:: Given entries ::
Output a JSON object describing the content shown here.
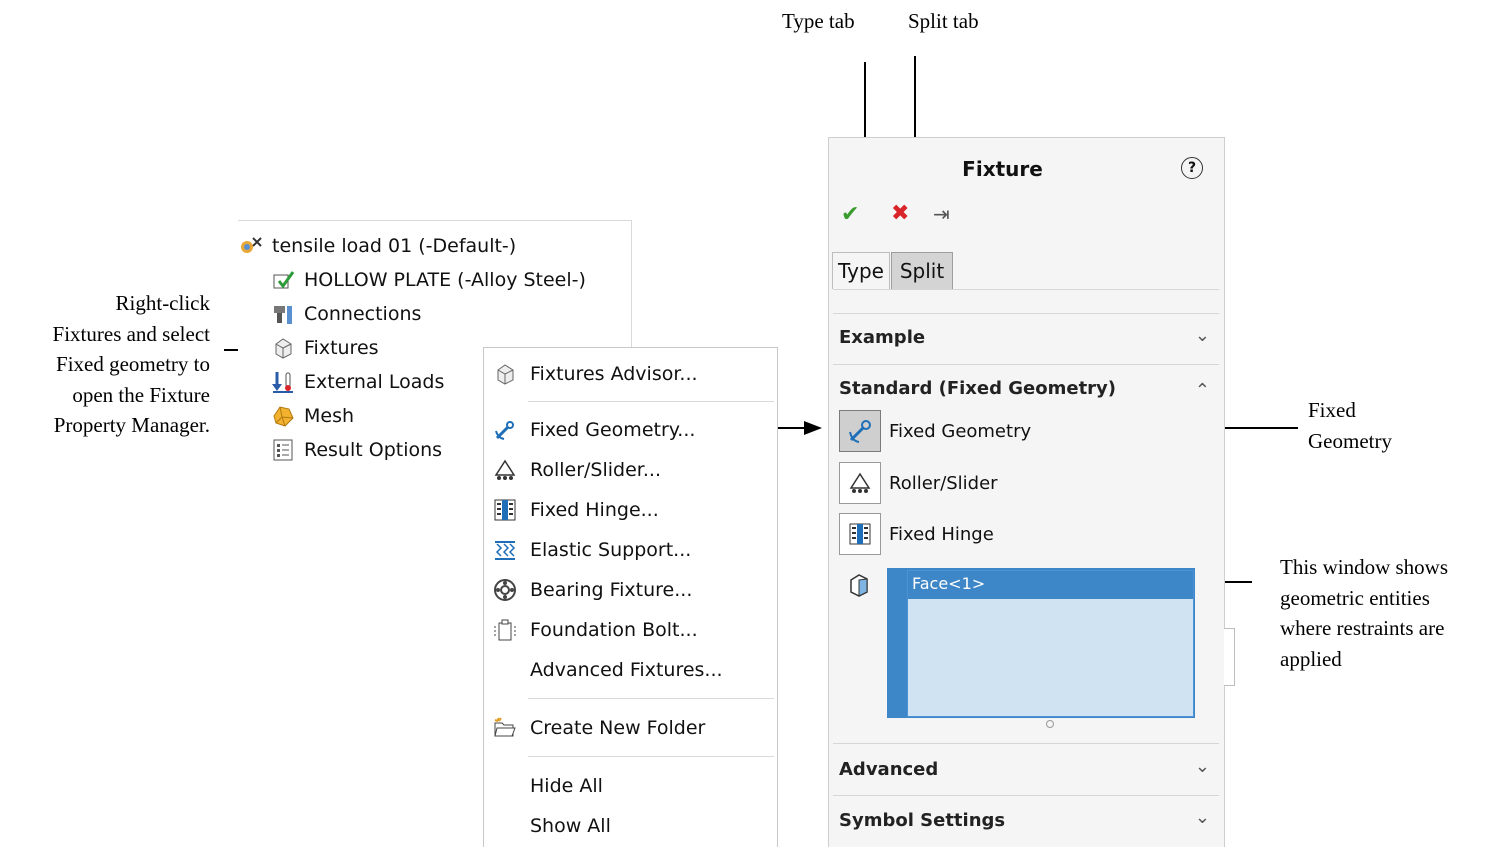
{
  "annotations": {
    "type_tab": "Type tab",
    "split_tab": "Split tab",
    "right_click_lines": [
      "Right-click",
      "Fixtures and select",
      "Fixed geometry to",
      "open the Fixture",
      "Property Manager."
    ],
    "fixed_geometry_lines": [
      "Fixed",
      "Geometry"
    ],
    "window_lines": [
      "This window shows",
      "geometric entities",
      "where restraints are",
      "applied"
    ]
  },
  "tree": {
    "items": [
      {
        "label": "tensile load 01 (-Default-)",
        "icon": "study-icon"
      },
      {
        "label": "HOLLOW PLATE (-Alloy Steel-)",
        "icon": "part-material-icon"
      },
      {
        "label": "Connections",
        "icon": "connections-icon"
      },
      {
        "label": "Fixtures",
        "icon": "fixtures-icon"
      },
      {
        "label": "External Loads",
        "icon": "external-loads-icon"
      },
      {
        "label": "Mesh",
        "icon": "mesh-icon"
      },
      {
        "label": "Result Options",
        "icon": "result-options-icon"
      }
    ]
  },
  "menu": {
    "items": [
      {
        "label": "Fixtures Advisor...",
        "icon": "fixtures-advisor-icon"
      },
      {
        "label": "Fixed Geometry...",
        "icon": "fixed-geometry-icon"
      },
      {
        "label": "Roller/Slider...",
        "icon": "roller-slider-icon"
      },
      {
        "label": "Fixed Hinge...",
        "icon": "fixed-hinge-icon"
      },
      {
        "label": "Elastic Support...",
        "icon": "elastic-support-icon"
      },
      {
        "label": "Bearing Fixture...",
        "icon": "bearing-fixture-icon"
      },
      {
        "label": "Foundation Bolt...",
        "icon": "foundation-bolt-icon"
      },
      {
        "label": "Advanced Fixtures...",
        "icon": ""
      },
      {
        "label": "Create New Folder",
        "icon": "folder-icon"
      },
      {
        "label": "Hide All",
        "icon": ""
      },
      {
        "label": "Show All",
        "icon": ""
      }
    ]
  },
  "pm": {
    "title": "Fixture",
    "help": "?",
    "tabs": [
      "Type",
      "Split"
    ],
    "sections": {
      "example": "Example",
      "standard": "Standard (Fixed Geometry)",
      "advanced": "Advanced",
      "symbol": "Symbol Settings"
    },
    "options": [
      "Fixed Geometry",
      "Roller/Slider",
      "Fixed Hinge"
    ],
    "selection": [
      "Face<1>"
    ]
  },
  "colors": {
    "ok": "#3a9b2e",
    "cancel": "#d9242a",
    "selection_blue": "#3d86c8"
  }
}
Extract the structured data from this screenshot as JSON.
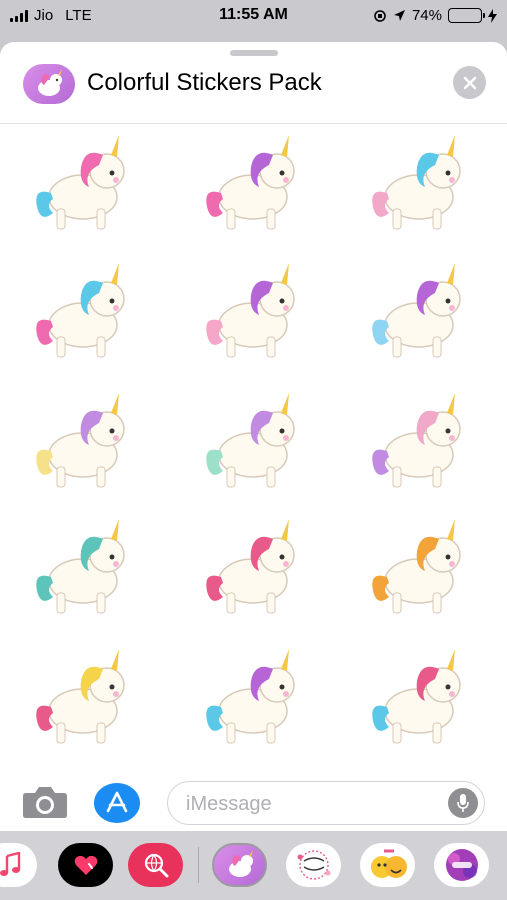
{
  "status_bar": {
    "carrier": "Jio",
    "network": "LTE",
    "time": "11:55 AM",
    "battery_percent": "74%",
    "battery_level": 0.74
  },
  "header": {
    "title": "Colorful Stickers Pack",
    "icon": "unicorn-sticker-icon"
  },
  "stickers": [
    {
      "name": "sticker-unicorn-hearts-flying",
      "row": 1,
      "col": 1,
      "mane": "#f06ab0",
      "accent": "#5cc8e8"
    },
    {
      "name": "sticker-unicorn-hearts-standing",
      "row": 1,
      "col": 2,
      "mane": "#b565d6",
      "accent": "#f06ab0"
    },
    {
      "name": "sticker-unicorn-on-cloud",
      "row": 1,
      "col": 3,
      "mane": "#5cc8e8",
      "accent": "#f2a8c9"
    },
    {
      "name": "sticker-unicorn-moon-star",
      "row": 2,
      "col": 1,
      "mane": "#5cc8e8",
      "accent": "#f06ab0"
    },
    {
      "name": "sticker-unicorn-moon-wink",
      "row": 2,
      "col": 2,
      "mane": "#b565d6",
      "accent": "#f6a6c8"
    },
    {
      "name": "sticker-unicorn-sleeping-cloud",
      "row": 2,
      "col": 3,
      "mane": "#b565d6",
      "accent": "#8fd4f2"
    },
    {
      "name": "sticker-unicorn-pastel-lying",
      "row": 3,
      "col": 1,
      "mane": "#c08be0",
      "accent": "#f7e08a"
    },
    {
      "name": "sticker-unicorn-pastel-walking",
      "row": 3,
      "col": 2,
      "mane": "#c08be0",
      "accent": "#9de0c9"
    },
    {
      "name": "sticker-unicorn-pastel-sitting",
      "row": 3,
      "col": 3,
      "mane": "#f2a8c9",
      "accent": "#c08be0"
    },
    {
      "name": "sticker-unicorn-mint",
      "row": 4,
      "col": 1,
      "mane": "#5cc4b8",
      "accent": "#5cc4b8"
    },
    {
      "name": "sticker-unicorn-pink-standing",
      "row": 4,
      "col": 2,
      "mane": "#e85a8a",
      "accent": "#e85a8a"
    },
    {
      "name": "sticker-unicorn-orange-rearing",
      "row": 4,
      "col": 3,
      "mane": "#f2a33a",
      "accent": "#f2a33a"
    },
    {
      "name": "sticker-unicorn-rainbow-prancing",
      "row": 5,
      "col": 1,
      "mane": "#f5d34b",
      "accent": "#e85a8a"
    },
    {
      "name": "sticker-unicorn-rainbow-head",
      "row": 5,
      "col": 2,
      "mane": "#b565d6",
      "accent": "#5cc8e8"
    },
    {
      "name": "sticker-unicorn-rainbow-sleeping",
      "row": 5,
      "col": 3,
      "mane": "#e85a8a",
      "accent": "#5cc8e8"
    }
  ],
  "message_bar": {
    "placeholder": "iMessage",
    "camera_icon": "camera-icon",
    "appstore_icon": "app-store-icon",
    "mic_icon": "microphone-icon"
  },
  "dock": {
    "items": [
      {
        "name": "dock-music-app",
        "icon": "music-note-icon"
      },
      {
        "name": "dock-digital-touch-app",
        "icon": "heart-icon"
      },
      {
        "name": "dock-search-images-app",
        "icon": "globe-search-icon"
      },
      {
        "name": "dock-colorful-stickers-app",
        "icon": "unicorn-sticker-icon"
      },
      {
        "name": "dock-beautiful-day-stickers-app",
        "icon": "beautiful-day-sticker-icon"
      },
      {
        "name": "dock-3d-emoji-app",
        "icon": "emoji-face-icon"
      },
      {
        "name": "dock-cool-dude-app",
        "icon": "cool-dude-sticker-icon"
      }
    ]
  },
  "colors": {
    "status_bg": "#c9c9ce",
    "sheet_bg": "#ffffff",
    "accent_blue": "#1a8cf2",
    "dock_bg": "#d1d1d6"
  }
}
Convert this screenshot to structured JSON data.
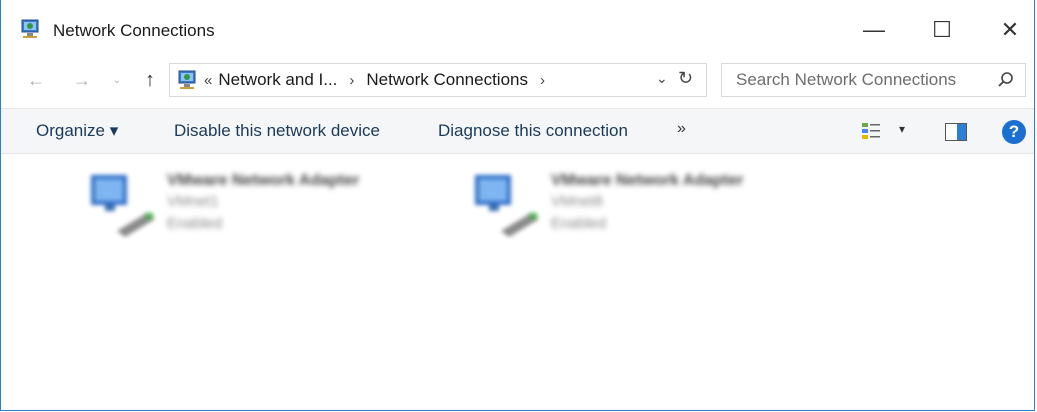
{
  "window": {
    "title": "Network Connections",
    "minimize": "—",
    "maximize": "☐",
    "close": "✕"
  },
  "nav": {
    "back": "←",
    "forward": "→",
    "recent": "⌄",
    "up": "↑"
  },
  "address": {
    "overflow": "«",
    "crumbs": [
      "Network and I...",
      "Network Connections"
    ],
    "separator": "›",
    "dropdown": "⌄",
    "refresh": "↻"
  },
  "search": {
    "placeholder": "Search Network Connections"
  },
  "toolbar": {
    "organize": "Organize ▾",
    "disable": "Disable this network device",
    "diagnose": "Diagnose this connection",
    "more": "»",
    "views_dropdown": "▾",
    "help": "?"
  },
  "adapters": [
    {
      "name": "VMware Network Adapter",
      "id": "VMnet1",
      "status": "Enabled"
    },
    {
      "name": "VMware Network Adapter",
      "id": "VMnet8",
      "status": "Enabled"
    }
  ],
  "colors": {
    "accent": "#2b7fd4",
    "help": "#1a6fd0",
    "commandbar": "#f5f6f7"
  }
}
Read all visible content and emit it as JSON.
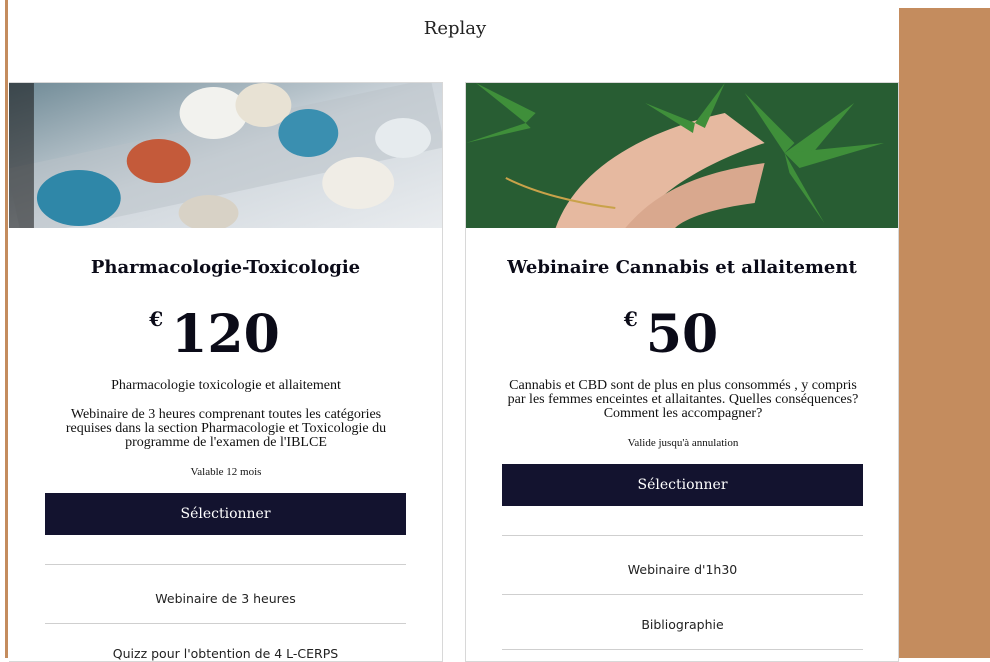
{
  "header": {
    "title": "Replay"
  },
  "plans": [
    {
      "image_alt": "pills-image",
      "title": "Pharmacologie-Toxicologie",
      "currency": "€",
      "price": "120",
      "desc1": "Pharmacologie toxicologie et allaitement",
      "desc2": "Webinaire de 3 heures comprenant toutes les catégories requises dans la section Pharmacologie et Toxicologie du programme de l'examen de l'IBLCE",
      "validity": "Valable 12 mois",
      "button": "Sélectionner",
      "features": [
        "Webinaire de 3 heures",
        "Quizz pour l'obtention de 4 L-CERPS"
      ]
    },
    {
      "image_alt": "cannabis-image",
      "title": "Webinaire Cannabis et allaitement",
      "currency": "€",
      "price": "50",
      "desc1": "Cannabis et CBD sont de plus en plus consommés , y compris par les femmes enceintes et allaitantes. Quelles conséquences? Comment les accompagner?",
      "validity": "Valide jusqu'à annulation",
      "button": "Sélectionner",
      "features": [
        "Webinaire d'1h30",
        "Bibliographie"
      ]
    }
  ],
  "colors": {
    "accent": "#c48c5e",
    "button": "#13132f"
  }
}
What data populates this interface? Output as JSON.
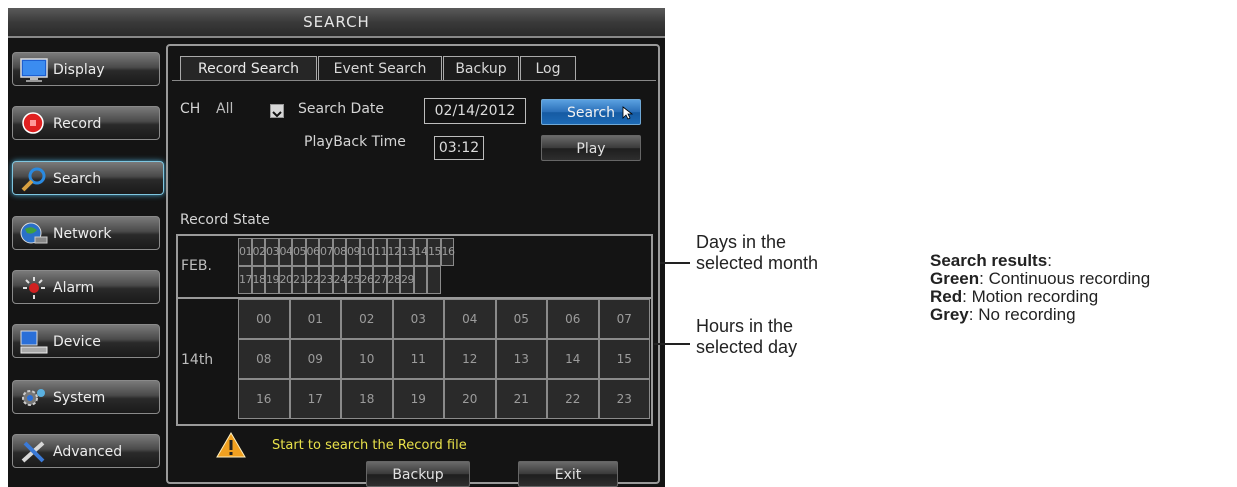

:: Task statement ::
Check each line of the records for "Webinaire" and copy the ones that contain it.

:: Response ::
      "desc2": "Webinaire de 3 heures comprenant toutes les catégories requises dans la section Pharmacologie et Toxicologie du programme de l'examen de l'IBLCE",
        "Webinaire de 3 heures",
      "title": "Webinaire Cannabis et allaitement",
        "Webinaire d'1h30",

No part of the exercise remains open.